In 2010 (Narrow networks. Nice idea but no panacea) I described how some health plans were trying to hold down premiums by limiting the providers who were included. At the time I wrote that narrow networks had serious limitations that prevented them from being a very important part of the solution to health care cost pressures. I reread that post earlier this week when a reporter from New Hampshire called to discuss Harvard Pilgrim’s new narrow network plan that’s being introduced there.
When I did I realized that there have been enough changes in the environment that the six cautions I laid out then no longer apply to the same extent. I mentioned the patient backlash against tightly managed HMOs in the 1990s, the challenges of keeping patients in network, providers’ abilities to make up for price cuts by increasing volume, the focus on hospitals as opposed to physicians, lack of influence by national health plans in local markets, and ability of multi-region providers (like certain hospital chains) to retaliate against health plans.

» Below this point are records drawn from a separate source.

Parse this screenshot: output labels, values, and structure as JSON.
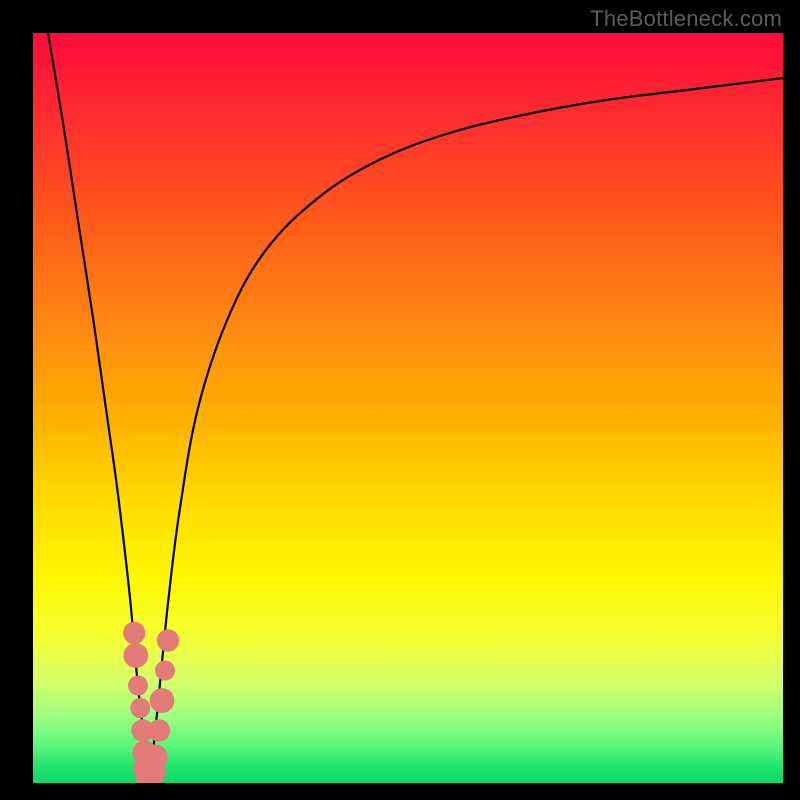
{
  "watermark": "TheBottleneck.com",
  "chart_data": {
    "type": "line",
    "title": "",
    "xlabel": "",
    "ylabel": "",
    "xlim": [
      0,
      100
    ],
    "ylim": [
      0,
      100
    ],
    "background_gradient": {
      "top_color": "#ff0a3a",
      "bottom_color": "#0fd86c",
      "meaning": "red high / green low"
    },
    "series": [
      {
        "name": "left-branch",
        "x": [
          2,
          4,
          6,
          8,
          10,
          11,
          12,
          13,
          13.7,
          14.2,
          14.7,
          15.1,
          15.5
        ],
        "y": [
          100,
          88,
          75,
          62,
          48,
          41,
          33,
          24,
          16,
          11,
          7,
          3,
          0
        ]
      },
      {
        "name": "right-branch",
        "x": [
          15.5,
          16.2,
          17,
          18,
          19.5,
          22,
          26,
          31,
          38,
          46,
          55,
          65,
          76,
          88,
          100
        ],
        "y": [
          0,
          6,
          14,
          24,
          36,
          50,
          62,
          71,
          78,
          83,
          86.5,
          89,
          91,
          92.5,
          94
        ]
      }
    ],
    "markers": {
      "name": "highlighted-points",
      "note": "salmon dots clustered around the curve minimum",
      "points": [
        {
          "x": 13.5,
          "y": 20,
          "r": 1.2
        },
        {
          "x": 13.7,
          "y": 17,
          "r": 1.4
        },
        {
          "x": 14.0,
          "y": 13,
          "r": 1.0
        },
        {
          "x": 14.3,
          "y": 10,
          "r": 1.0
        },
        {
          "x": 14.6,
          "y": 7,
          "r": 1.2
        },
        {
          "x": 14.9,
          "y": 4,
          "r": 1.4
        },
        {
          "x": 15.2,
          "y": 2,
          "r": 1.6
        },
        {
          "x": 15.5,
          "y": 0.8,
          "r": 1.6
        },
        {
          "x": 15.9,
          "y": 1.5,
          "r": 1.6
        },
        {
          "x": 16.3,
          "y": 3.5,
          "r": 1.4
        },
        {
          "x": 16.8,
          "y": 7,
          "r": 1.2
        },
        {
          "x": 17.2,
          "y": 11,
          "r": 1.4
        },
        {
          "x": 17.6,
          "y": 15,
          "r": 1.0
        },
        {
          "x": 18.0,
          "y": 19,
          "r": 1.2
        }
      ]
    },
    "minimum_at_x": 15.5
  }
}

While these issues are still real (especially the last two), the others are less of an issue. Why? Well, the Affordable Care Act has laid the foundation for providers to form Accountable Care Organizations for Medicare that can be equal or more effective with commercial plans, which have the power to compel their members to limit themselves to specific providers. That addresses the out-of-network issue and lack of inclusion of physician offices. The ACO structure also encourages an emphasis on quality, not just cost. And capitation and other forms of risk sharing make physicians and hospitals think twice about pumping up the volume.
By David E. Williams of the Health Business Group.